Tuesday, October 4, 2016

In The Beginning... II ("Thank You Ashley Madison" intro excerpt 2)

     Brenda’s desk was near the copying machine and JB had a lot of copying to do. He flirted with Brenda. He was sleeping with as many women as would let him and he asked Brenda out. She accepted. They hit it off and began dating regularly.
     JB went to Brenda’s apartment after dates and there were frequently flowers, bottles of wine, and one of two theater tickets from Gene at her door. Brenda appeared all the more desirable. JB jacked up his smartest-guy-in-the-room routine. He invited Brenda to have dinner with his mother, whom he lived with. His parents had divorced years ago and his father, Bob, died of alcoholism when JB was twenty.

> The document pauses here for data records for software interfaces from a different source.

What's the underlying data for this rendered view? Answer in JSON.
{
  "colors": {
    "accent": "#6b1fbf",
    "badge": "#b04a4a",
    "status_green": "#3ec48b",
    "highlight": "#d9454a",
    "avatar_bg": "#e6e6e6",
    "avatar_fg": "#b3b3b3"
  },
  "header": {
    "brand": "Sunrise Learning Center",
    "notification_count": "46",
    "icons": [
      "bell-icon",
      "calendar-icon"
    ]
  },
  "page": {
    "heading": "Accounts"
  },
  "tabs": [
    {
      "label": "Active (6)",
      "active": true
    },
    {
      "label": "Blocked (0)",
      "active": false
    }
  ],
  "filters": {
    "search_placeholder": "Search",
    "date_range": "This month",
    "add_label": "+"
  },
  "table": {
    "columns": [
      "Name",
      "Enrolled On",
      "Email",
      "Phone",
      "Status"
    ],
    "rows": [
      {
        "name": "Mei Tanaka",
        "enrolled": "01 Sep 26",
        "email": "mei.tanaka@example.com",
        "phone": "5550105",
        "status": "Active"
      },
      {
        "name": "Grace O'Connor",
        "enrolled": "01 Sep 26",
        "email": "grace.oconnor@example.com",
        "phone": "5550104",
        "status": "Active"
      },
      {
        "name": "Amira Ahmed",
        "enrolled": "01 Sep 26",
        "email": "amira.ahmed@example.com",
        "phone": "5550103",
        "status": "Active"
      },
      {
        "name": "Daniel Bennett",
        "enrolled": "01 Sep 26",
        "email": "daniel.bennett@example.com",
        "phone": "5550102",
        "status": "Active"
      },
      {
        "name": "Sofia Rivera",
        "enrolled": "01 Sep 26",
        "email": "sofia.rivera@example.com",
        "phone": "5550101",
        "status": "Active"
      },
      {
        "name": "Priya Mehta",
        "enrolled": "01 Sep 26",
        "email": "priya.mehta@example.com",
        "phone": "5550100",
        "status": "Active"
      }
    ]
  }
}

     Brenda instantly liked Therese. She liked JB’s brother and sisters, too. She enjoyed bantering with them about politics and art. Therese and Brenda bonded over stiff martinis and Brenda felt smart, posh, worldly.
     JB told Brenda he loved her and, after a while, Brenda said, “I love you,” back, even though she knew she didn’t mean it the way JB did.
     “Never say ‘I love you’ first,’” Cherise had told Brenda. “If a boy tells you he loves you, he wants one thing: to get in your pants. And never tell him how you feel deep down because he’ll throw it back in your face one day.” There was evidence her mother was right. Brenda’s friends were getting their hearts broken repeatedly but hers never was. Her heart was petrified.
     Brenda hoped to find true love not realizing it was impossible with an inaccessible heart. She looked for love while dating JB and on a cruise with her parents, Brenda had a romance with the ship’s doctor. Bjorn wanted to fly Brenda to Sweden and try living together. They corresponded for months and Brenda considered it. But Bjorn lived with his mother and middle-aged mentally handicapped brother and she opted out.
     One year later, Brenda placed an ad in a Montana newspaper stating that she wanted an adventurous life with the right cowboy. She got lots of letters and began writing to a lean, chiseled, handsome cowboy who sent her pictures of cattle carcasses curing on hooks, a pink T-shirt from a local bar, and a rattlesnake’s tail. They began talking on the phone. The cowboy mentioned a steer crushed his hip in a roping accident and he had trouble walking. Brenda let the crippled cowboy down.
     Brenda felt guilty looking for someone while dating JB so she broke up with him. JB was hurt. He began getting laid as much as possible and Brenda dated a string of men but found she wasn’t attracted to any of them. JB was the best man to show up, Brenda concluded. She called him and he took her back.
     Bartenders, cab drivers, and people Brenda interviewed for stories routinely asked why she wasn’t married. Brenda hated that question. She never came up a good comeback. Trish, who was almost two years younger, got married and at her wedding Aunt Edie pulled Brenda aside and said, “You’re not getting any younger you know. And if you want kids . . .” Brenda looked around Trish’s reception and observed couples. True love was bullshit, she decided. People settled.